“We have, as you know, forces from Eritrea over there, and we have forces from an adjoining [Ethiopian] region, Amhara, that are there. They need to come out.”
After months of tensions, Ethiopian Prime Minister Abiy Ahmed in early November announced military operations against the region’s then-governing party, the Tigray People’s Liberation Front (TPLF), accusing them of attacking federal army camps.
Multiple reports quoting witnesses and survivors have implicated troops from neighbouring Eritrea, which denies a military presence, in mass killings, rapes and other crimes in the northern Ethiopian region.
The United Nations rights chief Michelle Bachelet, meanwhile, said last week her office has corroborated grave violations that could amount to “war crimes and crimes against humanity”, while humanitarian officials have warned that a growing number of people might be starving to death in Tigray.
“I very much understand the concerns, for example, that the prime minister had about the TPLF and its actions, but the situation in Tigray today is unacceptable and has to change,” Blinken said.
Blinken’s comments came hours after Berhane Kidanemariam, the deputy chief of mission at the Ethiopian embassy in Washington, DC, quit from his position, accusing Abiy of leading Ethiopia “down a dark path towards destruction and disintegration”.

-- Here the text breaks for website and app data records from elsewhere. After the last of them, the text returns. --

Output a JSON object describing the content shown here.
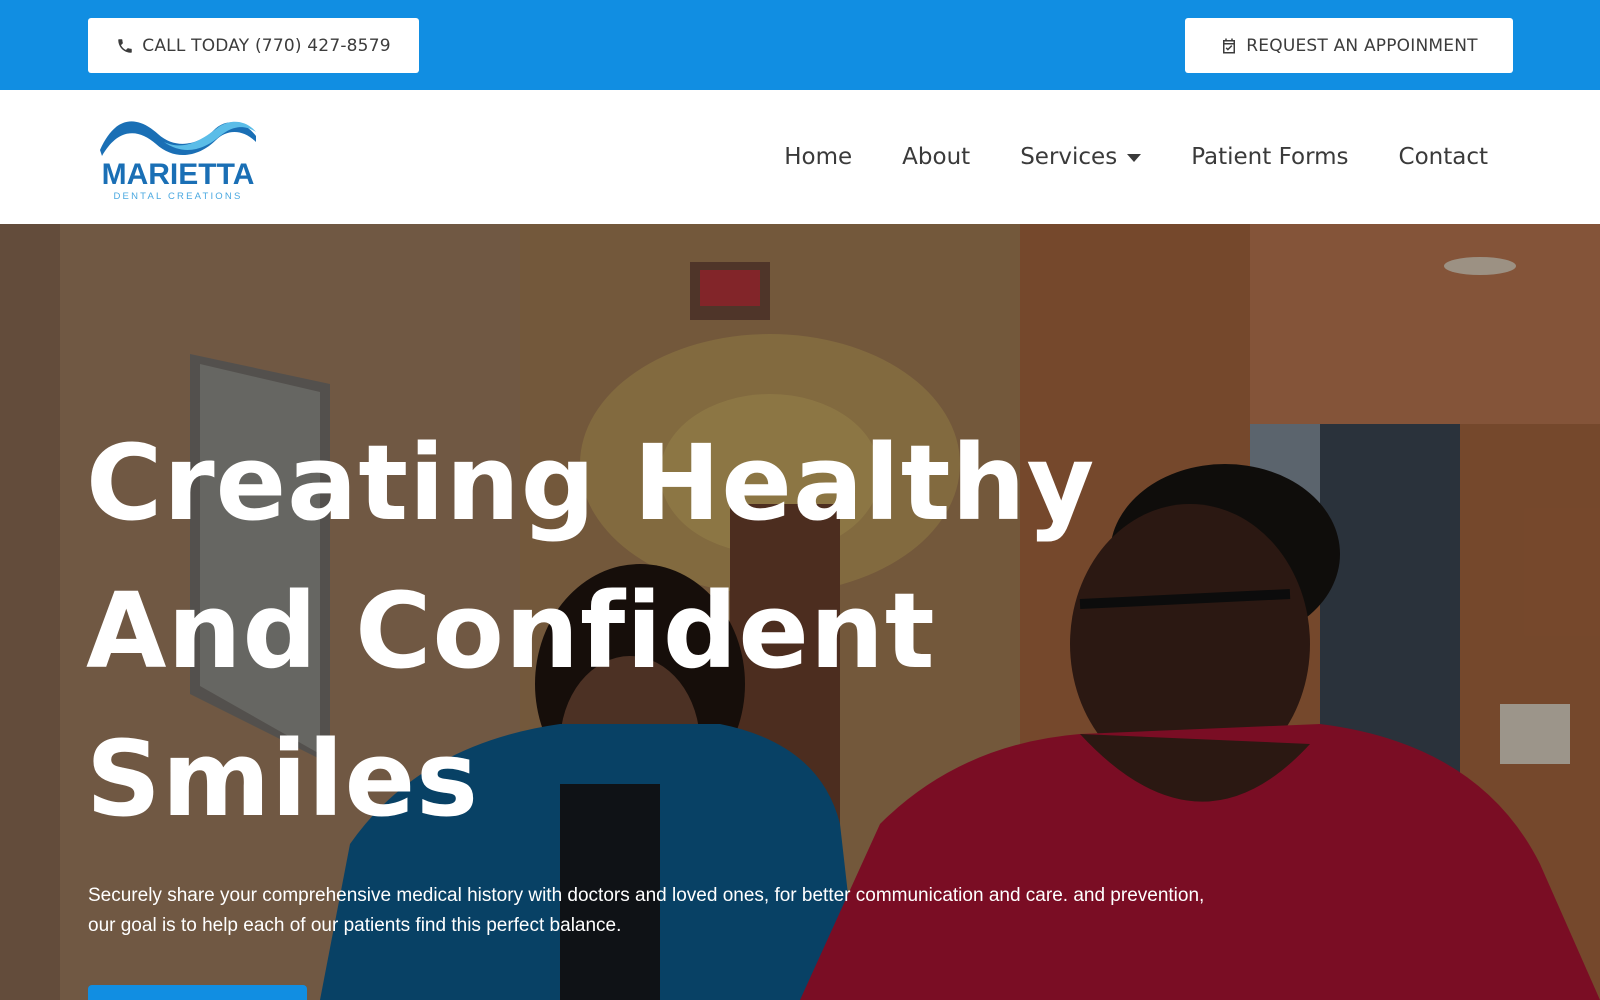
{
  "topbar": {
    "call_label": "CALL TODAY (770) 427-8579",
    "appointment_label": "REQUEST AN APPOINMENT",
    "background": "#118ee2",
    "icons": {
      "call": "phone-icon",
      "appointment": "calendar-check-icon"
    }
  },
  "logo": {
    "name": "MARIETTA",
    "tagline": "DENTAL CREATIONS",
    "colors": {
      "primary": "#1a6fb5",
      "secondary": "#5bbde8"
    }
  },
  "nav": {
    "items": [
      {
        "label": "Home"
      },
      {
        "label": "About"
      },
      {
        "label": "Services",
        "has_dropdown": true
      },
      {
        "label": "Patient Forms"
      },
      {
        "label": "Contact"
      }
    ]
  },
  "hero": {
    "title_lines": [
      "Creating Healthy",
      "And Confident",
      "Smiles"
    ],
    "subtitle": "Securely share your comprehensive medical history with doctors and loved ones, for better communication and care. and prevention, our goal is to help each of our patients find this perfect balance.",
    "cta_color": "#118ee2",
    "background_image": "photo of a dental office hallway with a dentist in blue scrubs and a smiling patient in a red top"
  }
}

“I resign from my post in protest of the genocidal war in Tigray, and in protest of all the repression and destruction the government is inflicting on the rest of Ethiopia,” he said.
“I have loved serving as a diplomat for my country but I cannot do so at the expense of my values, and certainly not at the expense of my people. There is a cost to acting on one’s principles, but there is a bigger cost to abandoning them,” said Kidanemariam, who is believed to be the first Ethiopian diplomat to resign over concerns relating to the conflict in Tigray.
He also accused the government of misrepresenting conditions on the ground and failing to come clean about “the presence of foreign powers” – a reference to Eritrean troops.
The resignation of a senior diplomat will pile pressure on Abiy, who was awarded the Nobel Peace Prize in 2019 for his efforts to make peace with Eritrea after decades of hostilities.
Kidanemariam, who is from Tigray, said in his statement thousands of ethnic Tigrayans have been harassed, assaulted and arrested in what he called “a witch-hunt that is taking place against Tigrayans in Ethiopia and in the diaspora”.
There was no immediate comment by the Ethiopian government.
In a statement delivered on Tuesday to an African Union council, Abiy said the Ethiopian government had taken “concrete steps to address alleged human rights abuses” and has signalled “its willingness to collaborate with relevant UN agencies for the purposes of these investigations”.